Of course, India has no monopoly on taxi scams. Here are two more scams I've encountered from other countries in the fray.
7. "The 'I Know a Better Place' " -- Dubai, UAE
Akin to the "Name Change" scam, a very polite driver informed me that the mall I wanted to visit was, peculiarly, closed this early afternoon. Fortunately, though, the seemingly benevolent driver knew of another equally magnificent mall that was open at this hour, although it was a bit farther away (i.e., would cost me more).
The potential of a scam didn't really strike me until after the drop-off. I asked at my hotel where the staff indeed confirmed that I was scammed!
8. 'The Super-Charged Meter" -- Beijing Airport, China
Upon leaving the terminal a cordial but assertive man greeted and rushed me to his taxi. Despite my apprehension upon seeing his car in a public parking lot rather than a taxi area, I noticed the supposedly legitimizing mounted taxi flag and naively climbed aboard.
Once inside, the speed at which the meter ticked up my cost would've made Mario Andretti jealous. Having done my research on the estimated duration of the trip, and expected cost, I realized that I was on pace to pay about 4-5 times the normal charge!
Sometimes when you've had enough, you snap and take irrational and dangerous actions. My snapping point? Beijing, China!
While en-route I emphatically stated to the driver my dissatisfaction, and demanded he stop. At first he refused as he sped along the highway at night. But when I started opening the door at 100km/hour, he pulled over. I extracted my backpacks and exited the car leaving, two door opens to help dissuade the driver from fleeing. I then kneeled next to the front of the car and began writing down the vehicle's license number. This seemed sufficiently threatening to the scamster who met me on the road where we quickly agreed upon an almost reasonable fixed price.
Once back in the car I longed to understand if the driver's emotional, subsequent, foreign-language phone call included phrases like "back alley", "deliver foreigner" and "Chinese Mafia". But fortunately I soon arrived safely at my hotel, although the driver curiously refused to pull onto the hotel's property, and just deposited me onto the street.
Six Tips Toward Avoiding Taxi Scams
Although precautions cannot guarantee smooth taxiing, the following six tips can help you avoid taxi scams abroad.
1. Obtain an Advance Quote Estimate
-- Before your trip, try to get an estimate on the taxi charge. For example, the hotel should know the approximate cost transport from the airport.
-- Pay for a trip at an official "Pre-Paid" booth when possible. Many airports offer this option. (Just beware of the still-lingering variety of scams.)
3. Use Metered Vehicles
-- Typically, fixed-price taxis are more expensive than metered taxis.

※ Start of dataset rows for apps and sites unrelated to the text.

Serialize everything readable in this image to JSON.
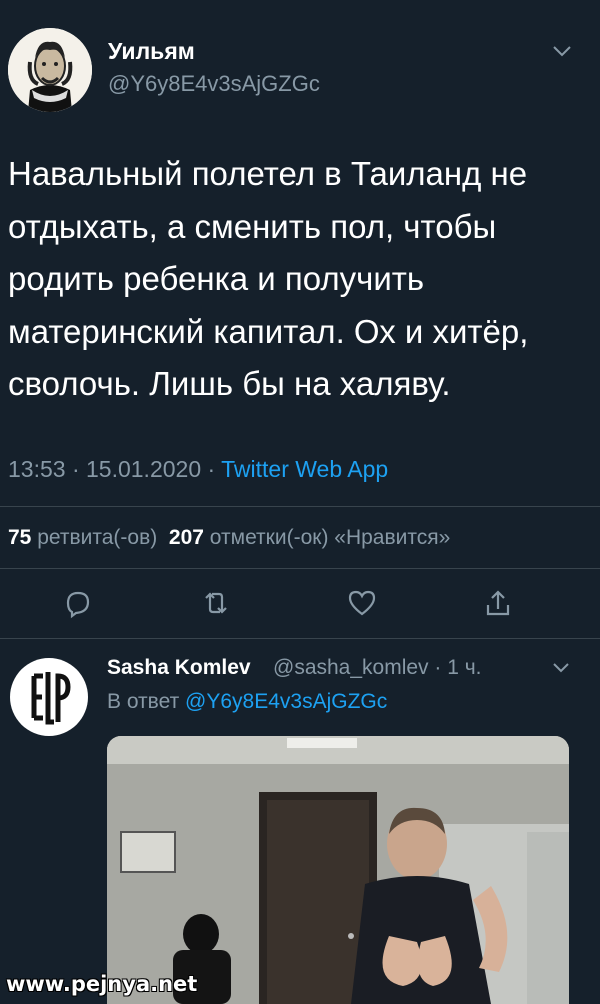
{
  "tweet": {
    "author_name": "Уильям",
    "author_handle": "@Y6y8E4v3sAjGZGc",
    "text": "Навальный полетел в Таиланд не отдыхать, а сменить пол, чтобы родить ребенка и получить материнский капитал. Ох и хитёр, сволочь. Лишь бы на халяву.",
    "time": "13:53 · 15.01.2020 · ",
    "source": "Twitter Web App",
    "retweets_count": "75",
    "retweets_label": " ретвита(-ов)",
    "likes_count": "207",
    "likes_label": " отметки(-ок) «Нравится»"
  },
  "actions": {
    "icons": [
      "reply-icon",
      "retweet-icon",
      "like-icon",
      "share-icon"
    ]
  },
  "reply": {
    "author_name": "Sasha Komlev",
    "author_handle": "@sasha_komlev · 1 ч.",
    "in_reply_prefix": "В ответ ",
    "in_reply_mention": "@Y6y8E4v3sAjGZGc"
  },
  "watermark": "www.pejnya.net",
  "colors": {
    "background": "#15202b",
    "accent": "#1da1f2",
    "secondary_text": "#8899a6",
    "divider": "#38444d"
  }
}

The difference in Bangkok, for example, was 400 vs 211 Thai Baht, the fixed price being nearly double!
4. Clarify the Price
-- If you can't get a metered vehicle or pre-paid taxi and thus have to negotiate a price, write down the agreed upon price. Before closing the door have the driver confirm the figure. This will, of course, require you to have easy access to something to write with and onto.
5. Carry Small Denomination Money
-- It's not unusual for taxi drivers to at least claim they don't have change. So avoid the hassle and have small denomination currency/coins available to render the exact amount.
6. Remember: The Taxi Driver is NOT Your Friend
-- As engaging and polite as the taxi driver might present himself, remember that he may well be "scouting" you to detect your vulnerability to various scams. For example, a common question I hear is..."Is this your first trip to India, Sir?". In tenuous situations act self-assured and be direct rather than trying to make a buddy.